1934- Hitler meets Mussolini for the first time for a conference in the city of Padua. They didn't trust any interpreters and neither could speak the others language, so it wasn't much of a meeting. Il Duce's first impression of the German Chancellor wasn't impressive. He called him " A comical little monkey."

1940- The German Army goose-stepped down the Champs Elysees into Paris. The Nazi propaganda that night broadcast from Berlin declared"The decadent, democratic Paris of Jews and Negroes is gone never to rise again!!" Not quite, Adolph.

1941- President Roosevelt ordered all German and Italian assets in the U.S. frozen.

1941- First day shooting on John Huston’s film "The Maltese Falcon". It was Huston’s first director gig. After George Raft turned down the role of Sam Spade the lead went to an actor named Humphrey Bogart. He had started well as the hood Duke Mantee in Petrified Forrest but had since been typecast in character roles. At the time no one thought that Bogie was romantic leading man material. Bogart even had to wear his own suits in the role.

1942- A secret coded message sent by Moscow's intelligence service to all their agents in Germany, England and the U.S.A. showed that Russia was aware of these countries attempts to build an atomic bomb and that Soviet agents should use all means to secure information about these programs.

1951- Univac I, built by Dr John W, Mauchly and J. Prosper Eckert Jr. of the Remington Rand Company to be the first U.S. commercial built electronic computer, went on line for the census bureau in Philadelphia.

1954- The Eisenhower Administration ordered the adding of the words "Under God" to the U.S. Pledge of Allegiance.

1962- The Boston Strangler killed his first victim.

1964- THE FIRST HIPPY BUS- Ken Kesey, the author of One Flew Over the Cuckoo’s Nest, bought an old school bus, painted it psychadelic colors, took of troupe of 14 fellow free spirits called the Merry Pranksters and spent the next few months driving across the country taking LSD and staging Happenings in various cities and towns. The Bus’s name was Further and it’s driver was Neil Cassidy, friend of Beatnik author Jack Kerouac. A book documenting the escapades of the "hippy bus" was "The Electric Koolaid Acid Test.". Kesey became interested in LSD when he volunteered for a college program to experiment with the drug, secretly funded by the CIA. The Merry Pranksters were invited in 1969 to be the security for the Woodstock Rock Festival.

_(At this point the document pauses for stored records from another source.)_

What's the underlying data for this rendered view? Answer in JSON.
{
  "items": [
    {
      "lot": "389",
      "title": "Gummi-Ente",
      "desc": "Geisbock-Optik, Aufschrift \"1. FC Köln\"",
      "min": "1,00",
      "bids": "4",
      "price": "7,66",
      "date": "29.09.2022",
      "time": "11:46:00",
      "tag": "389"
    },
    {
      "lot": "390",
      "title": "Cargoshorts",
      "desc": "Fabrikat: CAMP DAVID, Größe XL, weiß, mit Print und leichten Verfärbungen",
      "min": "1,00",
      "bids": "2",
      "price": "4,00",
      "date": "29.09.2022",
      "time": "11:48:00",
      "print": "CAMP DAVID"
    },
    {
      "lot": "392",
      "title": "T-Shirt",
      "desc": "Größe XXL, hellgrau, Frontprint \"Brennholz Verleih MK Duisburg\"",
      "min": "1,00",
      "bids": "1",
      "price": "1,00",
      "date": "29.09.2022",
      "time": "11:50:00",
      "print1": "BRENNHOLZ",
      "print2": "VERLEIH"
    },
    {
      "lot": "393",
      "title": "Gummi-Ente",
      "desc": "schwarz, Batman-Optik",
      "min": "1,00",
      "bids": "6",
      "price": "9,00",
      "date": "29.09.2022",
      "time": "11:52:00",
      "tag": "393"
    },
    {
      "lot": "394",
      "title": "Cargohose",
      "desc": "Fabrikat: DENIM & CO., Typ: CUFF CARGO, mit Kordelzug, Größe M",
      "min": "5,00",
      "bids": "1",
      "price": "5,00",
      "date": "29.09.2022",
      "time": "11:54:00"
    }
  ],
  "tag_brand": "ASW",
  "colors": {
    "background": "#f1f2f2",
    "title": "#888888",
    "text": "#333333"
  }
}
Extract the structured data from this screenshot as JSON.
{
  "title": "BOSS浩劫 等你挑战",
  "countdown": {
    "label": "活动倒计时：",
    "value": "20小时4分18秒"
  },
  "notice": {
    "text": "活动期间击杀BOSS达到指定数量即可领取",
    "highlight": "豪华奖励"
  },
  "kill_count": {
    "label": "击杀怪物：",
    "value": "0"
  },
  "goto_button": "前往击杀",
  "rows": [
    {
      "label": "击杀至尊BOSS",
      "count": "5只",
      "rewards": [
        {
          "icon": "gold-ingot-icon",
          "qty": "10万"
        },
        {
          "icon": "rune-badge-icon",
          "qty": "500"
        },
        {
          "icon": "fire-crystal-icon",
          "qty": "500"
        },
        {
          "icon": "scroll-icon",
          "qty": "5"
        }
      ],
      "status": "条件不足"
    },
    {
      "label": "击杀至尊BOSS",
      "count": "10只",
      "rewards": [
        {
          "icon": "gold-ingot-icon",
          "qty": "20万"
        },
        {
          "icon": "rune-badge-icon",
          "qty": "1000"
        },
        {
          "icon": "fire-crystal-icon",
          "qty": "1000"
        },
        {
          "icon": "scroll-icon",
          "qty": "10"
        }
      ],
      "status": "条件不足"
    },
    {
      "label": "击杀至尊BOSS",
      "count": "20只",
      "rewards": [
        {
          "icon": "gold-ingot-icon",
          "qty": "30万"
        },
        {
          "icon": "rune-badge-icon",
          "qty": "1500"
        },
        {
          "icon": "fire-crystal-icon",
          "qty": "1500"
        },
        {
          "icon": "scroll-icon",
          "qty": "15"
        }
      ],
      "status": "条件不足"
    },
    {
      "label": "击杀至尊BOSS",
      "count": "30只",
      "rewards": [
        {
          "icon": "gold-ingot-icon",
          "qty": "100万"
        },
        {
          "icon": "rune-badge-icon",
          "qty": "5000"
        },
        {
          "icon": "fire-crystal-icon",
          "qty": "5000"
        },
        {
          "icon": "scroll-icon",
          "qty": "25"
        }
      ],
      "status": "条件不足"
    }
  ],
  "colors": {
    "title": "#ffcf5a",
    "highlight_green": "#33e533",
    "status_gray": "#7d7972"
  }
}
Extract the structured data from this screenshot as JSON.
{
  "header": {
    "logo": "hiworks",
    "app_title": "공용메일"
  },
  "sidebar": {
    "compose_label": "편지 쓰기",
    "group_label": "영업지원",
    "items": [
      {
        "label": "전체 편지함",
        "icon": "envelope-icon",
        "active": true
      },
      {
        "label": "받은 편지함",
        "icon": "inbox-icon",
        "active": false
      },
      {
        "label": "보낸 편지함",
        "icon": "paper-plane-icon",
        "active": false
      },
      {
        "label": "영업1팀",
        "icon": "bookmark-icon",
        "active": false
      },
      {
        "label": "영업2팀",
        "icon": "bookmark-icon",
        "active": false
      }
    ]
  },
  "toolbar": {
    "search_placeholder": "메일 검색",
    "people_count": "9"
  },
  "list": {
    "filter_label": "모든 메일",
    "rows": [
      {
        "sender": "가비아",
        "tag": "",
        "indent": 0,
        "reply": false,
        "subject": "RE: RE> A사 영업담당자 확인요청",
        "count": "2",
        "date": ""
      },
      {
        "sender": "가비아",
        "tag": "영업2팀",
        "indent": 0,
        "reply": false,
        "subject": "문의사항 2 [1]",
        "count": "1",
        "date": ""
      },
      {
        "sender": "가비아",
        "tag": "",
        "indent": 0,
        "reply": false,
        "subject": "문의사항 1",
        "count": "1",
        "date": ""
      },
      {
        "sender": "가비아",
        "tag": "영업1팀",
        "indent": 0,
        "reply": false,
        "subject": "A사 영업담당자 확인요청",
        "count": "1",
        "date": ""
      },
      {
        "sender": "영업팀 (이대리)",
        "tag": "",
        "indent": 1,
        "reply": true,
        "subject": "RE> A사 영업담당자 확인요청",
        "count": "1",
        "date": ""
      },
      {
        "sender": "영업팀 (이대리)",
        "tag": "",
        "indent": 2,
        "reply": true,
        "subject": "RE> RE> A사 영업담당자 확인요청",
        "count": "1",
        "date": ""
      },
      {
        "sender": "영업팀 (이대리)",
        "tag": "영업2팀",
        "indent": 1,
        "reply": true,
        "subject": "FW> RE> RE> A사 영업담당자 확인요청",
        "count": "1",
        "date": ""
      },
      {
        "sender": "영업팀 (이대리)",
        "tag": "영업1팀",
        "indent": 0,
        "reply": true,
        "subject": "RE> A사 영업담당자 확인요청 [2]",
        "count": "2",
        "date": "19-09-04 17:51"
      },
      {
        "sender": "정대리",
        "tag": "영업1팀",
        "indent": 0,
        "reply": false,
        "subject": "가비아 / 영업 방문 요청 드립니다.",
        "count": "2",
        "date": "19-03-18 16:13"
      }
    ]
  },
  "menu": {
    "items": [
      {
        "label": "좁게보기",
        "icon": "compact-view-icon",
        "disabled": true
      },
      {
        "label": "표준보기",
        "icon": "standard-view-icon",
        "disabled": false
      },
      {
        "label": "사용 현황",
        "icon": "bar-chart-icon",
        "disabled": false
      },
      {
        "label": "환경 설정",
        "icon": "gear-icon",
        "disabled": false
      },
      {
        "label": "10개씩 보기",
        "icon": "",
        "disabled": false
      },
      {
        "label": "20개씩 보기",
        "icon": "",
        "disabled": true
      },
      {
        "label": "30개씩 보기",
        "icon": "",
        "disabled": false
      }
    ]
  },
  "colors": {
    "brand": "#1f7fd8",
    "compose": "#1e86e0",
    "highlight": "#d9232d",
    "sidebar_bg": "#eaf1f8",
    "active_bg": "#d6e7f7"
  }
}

1966- The Vatican officially abolished the Index of Forbidden Books.

1977- The skinny Carnaby Street fashion model Twiggy Lawson got married to Michael Whitney.

1983- The Pioneer 10 space probe left it’s orbit around Jupiter and headed off into deep space. NASA lost all contact in 1997. Pioneer 10 is expected to reach the solar system of the star Ross 246 in the Constellation Taurus in the year 34,600 AD.

1989- Elderly actress Zsa Zsa Gabor was arrested for slapping a Beverly Hills policeman who was writing her a traffic ticket.

1995, HAPPY BIRTHDAY MP3. The researchers at Fraunhofer Institute for Integrated Circuits decided to use ".mp3" as the file name extension for their new audio coding technology. Development on this technology started in 1987. By 1992 it was considered far ahead of its times. MP3 became the generally accepted acronym as the popular standard for digital music on the on the Internet."

2001- The Oxford English Dictionary admitted the slang expletive of Homer Simpson "DOH!" into its august pages.

2002- An asteroid the size of a football field bypassed the Earth by just 75,000 miles, about one fifth the distance to our moon. If it had hit us, the cataclysm might have rivaled the one that eliminated the Dinosaurs. Little was said about it in the media because it came from the direction of the Sun and was undetectable until almost on top of us. So sleep well tonight, modern science is on guard! Nyaaahhhh!!
Yesterday’s Question: What does it mean when a person describes themselves as a Luddite?

Answer: Luddites were a movement in rural England let by a man named Ned Ludd to resist the advance of the industrial revolution. Luddites would break into factory and smash machines they felt would eliminate their jobs. So a Luddite is someone who resists technological change. What? There’s a new version of Maya to learn? Hand me my baseball bat!